Many of these refugees were intellectuals fleeing persecution under Japanese rule as well as Generalissimo Chiang Kai-shek's Kuomintang government – which had already been pushed back to Chongqing but did not control Yunnan, with which it had an alliance but did not rule.
Kunming was on the receiving end of a brain drain that resulted in the establishment of Southwest Associated University, which was located on the grounds of present-day Yunnan Normal University. The legacy of this intellectual immigration is apparent today – Kunming is still one of southwest China's educational and research centers.

During World War II, Kunming was the terminus of military supply routes originating in Burma and later India. American forces were stationed in the city, most notably the Flying Tigers. The design of Kunming's current airport was influenced heavily by the American troops posted in the city during this time.

After the Communist victory of 1949 and the reintegration of Yunnan into Beijing's sphere of control, Kunming quieted down for the most part and rode the political ebbs and flows experienced by the rest of the country.

Today Kunming is a major tourist city in China. It often serves as a mere stopover for travelers on their way to more idyllic or exotic locales in Yunnan such as Dali, Lijiang, Zhongdian (recently designated as 'Shangri-la' by Beijing), Deqin or Xishuangbanna, but the city has much to see in its own right.
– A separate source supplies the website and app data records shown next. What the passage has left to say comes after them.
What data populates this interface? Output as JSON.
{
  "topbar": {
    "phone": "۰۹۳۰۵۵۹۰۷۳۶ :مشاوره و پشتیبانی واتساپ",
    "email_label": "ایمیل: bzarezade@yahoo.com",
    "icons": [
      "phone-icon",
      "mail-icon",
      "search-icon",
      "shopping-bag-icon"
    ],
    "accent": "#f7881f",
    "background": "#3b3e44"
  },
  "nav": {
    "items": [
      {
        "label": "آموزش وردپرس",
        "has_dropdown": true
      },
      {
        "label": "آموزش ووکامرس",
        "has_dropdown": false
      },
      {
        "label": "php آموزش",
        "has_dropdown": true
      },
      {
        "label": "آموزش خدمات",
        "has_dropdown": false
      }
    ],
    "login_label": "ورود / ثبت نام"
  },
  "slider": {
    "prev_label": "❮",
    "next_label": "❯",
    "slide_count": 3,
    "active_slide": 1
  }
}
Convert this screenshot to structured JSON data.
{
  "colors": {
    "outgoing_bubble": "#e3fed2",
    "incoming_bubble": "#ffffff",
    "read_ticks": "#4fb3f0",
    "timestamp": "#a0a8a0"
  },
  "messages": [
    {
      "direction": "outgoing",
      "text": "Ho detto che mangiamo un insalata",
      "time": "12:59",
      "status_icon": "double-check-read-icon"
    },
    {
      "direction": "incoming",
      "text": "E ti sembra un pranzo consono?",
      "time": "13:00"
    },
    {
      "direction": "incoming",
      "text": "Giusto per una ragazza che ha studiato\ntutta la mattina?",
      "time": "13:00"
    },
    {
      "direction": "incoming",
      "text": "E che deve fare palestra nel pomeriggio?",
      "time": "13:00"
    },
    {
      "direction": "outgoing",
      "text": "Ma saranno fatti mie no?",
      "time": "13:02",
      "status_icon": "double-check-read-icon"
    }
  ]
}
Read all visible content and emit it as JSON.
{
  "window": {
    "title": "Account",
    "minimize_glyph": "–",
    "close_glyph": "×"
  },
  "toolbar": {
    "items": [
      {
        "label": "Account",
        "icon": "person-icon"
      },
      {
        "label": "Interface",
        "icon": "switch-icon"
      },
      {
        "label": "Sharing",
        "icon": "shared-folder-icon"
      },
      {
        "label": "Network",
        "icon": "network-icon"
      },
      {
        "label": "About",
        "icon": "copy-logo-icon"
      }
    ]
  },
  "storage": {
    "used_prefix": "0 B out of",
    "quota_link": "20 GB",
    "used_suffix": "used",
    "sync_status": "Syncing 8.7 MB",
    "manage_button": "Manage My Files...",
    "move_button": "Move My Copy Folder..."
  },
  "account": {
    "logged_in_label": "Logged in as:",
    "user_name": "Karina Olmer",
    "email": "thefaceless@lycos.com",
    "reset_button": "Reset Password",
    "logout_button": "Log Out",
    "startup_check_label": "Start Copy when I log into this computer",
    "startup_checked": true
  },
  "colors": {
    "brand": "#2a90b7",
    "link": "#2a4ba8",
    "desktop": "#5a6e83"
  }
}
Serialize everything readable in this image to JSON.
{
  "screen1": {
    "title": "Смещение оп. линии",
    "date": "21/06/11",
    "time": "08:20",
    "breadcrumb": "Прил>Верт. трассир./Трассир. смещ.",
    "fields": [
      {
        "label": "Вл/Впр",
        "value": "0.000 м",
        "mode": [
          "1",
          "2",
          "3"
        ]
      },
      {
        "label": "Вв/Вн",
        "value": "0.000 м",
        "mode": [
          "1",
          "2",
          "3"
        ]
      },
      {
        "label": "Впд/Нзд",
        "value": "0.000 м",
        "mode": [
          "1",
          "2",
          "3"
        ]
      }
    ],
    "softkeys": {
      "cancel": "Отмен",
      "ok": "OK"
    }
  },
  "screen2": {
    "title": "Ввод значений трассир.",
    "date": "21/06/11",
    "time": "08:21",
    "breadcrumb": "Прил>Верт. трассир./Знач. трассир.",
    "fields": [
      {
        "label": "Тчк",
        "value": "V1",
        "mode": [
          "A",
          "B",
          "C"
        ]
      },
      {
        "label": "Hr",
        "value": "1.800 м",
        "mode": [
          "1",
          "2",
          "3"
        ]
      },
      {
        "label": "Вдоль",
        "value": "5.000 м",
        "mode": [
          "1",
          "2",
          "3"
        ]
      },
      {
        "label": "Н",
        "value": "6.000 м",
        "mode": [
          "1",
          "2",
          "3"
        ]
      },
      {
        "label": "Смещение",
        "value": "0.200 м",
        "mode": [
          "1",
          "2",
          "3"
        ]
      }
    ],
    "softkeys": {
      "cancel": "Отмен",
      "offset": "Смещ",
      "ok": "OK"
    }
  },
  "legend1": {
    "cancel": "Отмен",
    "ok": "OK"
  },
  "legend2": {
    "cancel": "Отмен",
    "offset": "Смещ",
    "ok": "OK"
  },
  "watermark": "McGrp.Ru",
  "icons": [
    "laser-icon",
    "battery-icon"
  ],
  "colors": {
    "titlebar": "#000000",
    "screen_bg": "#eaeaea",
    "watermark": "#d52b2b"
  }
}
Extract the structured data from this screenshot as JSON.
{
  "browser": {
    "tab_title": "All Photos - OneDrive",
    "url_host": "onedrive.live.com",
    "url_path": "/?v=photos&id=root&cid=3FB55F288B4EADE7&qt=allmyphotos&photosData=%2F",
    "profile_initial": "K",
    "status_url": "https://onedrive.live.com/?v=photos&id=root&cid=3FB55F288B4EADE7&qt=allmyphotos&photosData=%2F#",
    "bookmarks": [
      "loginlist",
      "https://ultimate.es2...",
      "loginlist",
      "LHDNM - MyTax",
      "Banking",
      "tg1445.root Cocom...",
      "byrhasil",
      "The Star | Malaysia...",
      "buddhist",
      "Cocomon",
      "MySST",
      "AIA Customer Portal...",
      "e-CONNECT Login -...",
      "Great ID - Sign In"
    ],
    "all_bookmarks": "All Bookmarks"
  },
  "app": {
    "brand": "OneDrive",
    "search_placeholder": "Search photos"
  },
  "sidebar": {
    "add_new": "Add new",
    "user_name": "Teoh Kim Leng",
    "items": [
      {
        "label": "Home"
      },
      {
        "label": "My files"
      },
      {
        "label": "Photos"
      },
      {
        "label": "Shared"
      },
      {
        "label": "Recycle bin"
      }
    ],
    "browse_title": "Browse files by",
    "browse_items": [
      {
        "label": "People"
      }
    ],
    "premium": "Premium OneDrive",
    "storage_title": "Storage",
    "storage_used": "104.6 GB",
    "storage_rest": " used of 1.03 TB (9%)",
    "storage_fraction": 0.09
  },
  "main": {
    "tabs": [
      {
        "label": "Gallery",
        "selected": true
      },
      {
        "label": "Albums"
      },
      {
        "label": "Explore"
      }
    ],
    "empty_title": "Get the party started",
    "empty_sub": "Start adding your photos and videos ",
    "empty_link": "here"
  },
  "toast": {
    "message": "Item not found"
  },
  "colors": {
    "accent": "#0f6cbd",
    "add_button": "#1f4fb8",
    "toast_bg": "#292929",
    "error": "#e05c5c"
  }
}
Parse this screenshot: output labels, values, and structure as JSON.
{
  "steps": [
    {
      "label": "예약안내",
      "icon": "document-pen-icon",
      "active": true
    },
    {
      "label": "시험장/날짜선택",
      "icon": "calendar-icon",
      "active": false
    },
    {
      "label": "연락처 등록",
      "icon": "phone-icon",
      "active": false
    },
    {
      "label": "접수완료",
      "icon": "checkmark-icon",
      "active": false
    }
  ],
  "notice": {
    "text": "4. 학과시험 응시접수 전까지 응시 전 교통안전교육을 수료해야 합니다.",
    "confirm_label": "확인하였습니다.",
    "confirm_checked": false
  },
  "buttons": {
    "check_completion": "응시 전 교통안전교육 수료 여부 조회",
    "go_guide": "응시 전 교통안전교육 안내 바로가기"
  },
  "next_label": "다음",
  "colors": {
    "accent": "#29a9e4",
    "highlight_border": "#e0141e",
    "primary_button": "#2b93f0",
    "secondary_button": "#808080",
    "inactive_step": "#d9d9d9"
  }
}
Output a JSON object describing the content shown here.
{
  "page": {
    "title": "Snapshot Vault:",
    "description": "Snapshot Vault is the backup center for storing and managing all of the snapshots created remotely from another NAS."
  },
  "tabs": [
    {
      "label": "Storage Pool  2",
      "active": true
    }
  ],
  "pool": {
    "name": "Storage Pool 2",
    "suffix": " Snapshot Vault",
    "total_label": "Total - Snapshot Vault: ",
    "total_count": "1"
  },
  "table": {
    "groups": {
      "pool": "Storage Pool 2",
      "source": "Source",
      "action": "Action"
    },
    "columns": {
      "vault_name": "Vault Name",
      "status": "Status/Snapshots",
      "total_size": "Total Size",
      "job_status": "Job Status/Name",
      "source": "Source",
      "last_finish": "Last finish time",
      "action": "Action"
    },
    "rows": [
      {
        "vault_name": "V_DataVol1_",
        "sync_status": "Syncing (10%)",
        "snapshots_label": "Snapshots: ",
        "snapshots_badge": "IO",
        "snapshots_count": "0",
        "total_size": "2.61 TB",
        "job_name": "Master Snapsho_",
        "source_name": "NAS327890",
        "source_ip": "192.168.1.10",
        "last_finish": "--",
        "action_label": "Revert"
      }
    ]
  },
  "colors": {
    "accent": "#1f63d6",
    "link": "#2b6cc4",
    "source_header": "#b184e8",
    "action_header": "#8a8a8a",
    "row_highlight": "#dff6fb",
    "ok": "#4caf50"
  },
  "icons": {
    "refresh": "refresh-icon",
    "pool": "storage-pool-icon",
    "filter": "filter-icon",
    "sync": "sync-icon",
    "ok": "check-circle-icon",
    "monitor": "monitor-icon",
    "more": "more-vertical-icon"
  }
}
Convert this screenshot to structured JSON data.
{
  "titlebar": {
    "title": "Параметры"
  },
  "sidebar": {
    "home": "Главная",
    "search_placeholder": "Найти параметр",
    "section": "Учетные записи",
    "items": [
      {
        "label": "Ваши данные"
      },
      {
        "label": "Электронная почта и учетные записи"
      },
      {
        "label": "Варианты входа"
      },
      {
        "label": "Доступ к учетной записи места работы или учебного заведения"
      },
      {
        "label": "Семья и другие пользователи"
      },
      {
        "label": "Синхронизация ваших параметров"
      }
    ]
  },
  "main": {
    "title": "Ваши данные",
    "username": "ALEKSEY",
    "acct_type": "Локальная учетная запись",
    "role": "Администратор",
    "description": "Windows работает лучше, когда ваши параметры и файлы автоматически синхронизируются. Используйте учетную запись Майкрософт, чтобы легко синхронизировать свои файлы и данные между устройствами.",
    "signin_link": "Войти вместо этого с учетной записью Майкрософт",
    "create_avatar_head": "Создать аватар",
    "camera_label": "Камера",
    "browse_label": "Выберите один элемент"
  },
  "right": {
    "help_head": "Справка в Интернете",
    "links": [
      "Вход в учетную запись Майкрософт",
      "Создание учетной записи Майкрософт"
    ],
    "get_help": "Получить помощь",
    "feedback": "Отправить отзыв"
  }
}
One of the biggest draws for tourists coming to Kunming (other than the great weather and clean air) is the city's ethnic diversity. Yunnan is home to over two dozen of China's official 55 ethnic minorities. Tibetans, Hui, Bai, Dai, Yi, Naxi and other groups contribute to a cultural melting pot that differentiates Kunming from the majority of other major Chinese cities. Each of these ethnic groups brings with it a unique set of traditions including food, dress, art, music and mythology.

Kunming and the area surrounding the city also have many sights worth seeing. The Stone Forest is perhaps the most popular destination on the outskirts of the city. The Stone Forest, with its limestone columns reaching as high as 40 meters (131 feet) is one of the more unique geographical phenomena in China.

Within the city, Cuihu Park (Green Lake Park) is located in the city's center. The park was once part of Dianchi Lake, but is now filled with small islands covered with bamboo, palms and willows. It is perhaps the best place in Kunming to peoplewatch. Every afternoon around 2:30, people congregate in different sections of the park to play music, sing traditional songs, dance or just enjoy walking around and experiencing the wide variety of free entertainment available. Music lasts until nighttime.

Other attractions in the city include the Bamboo Temple, Kunming Zoo, Kunming Botanical Gardens and the World Horticultural Expo Gardens.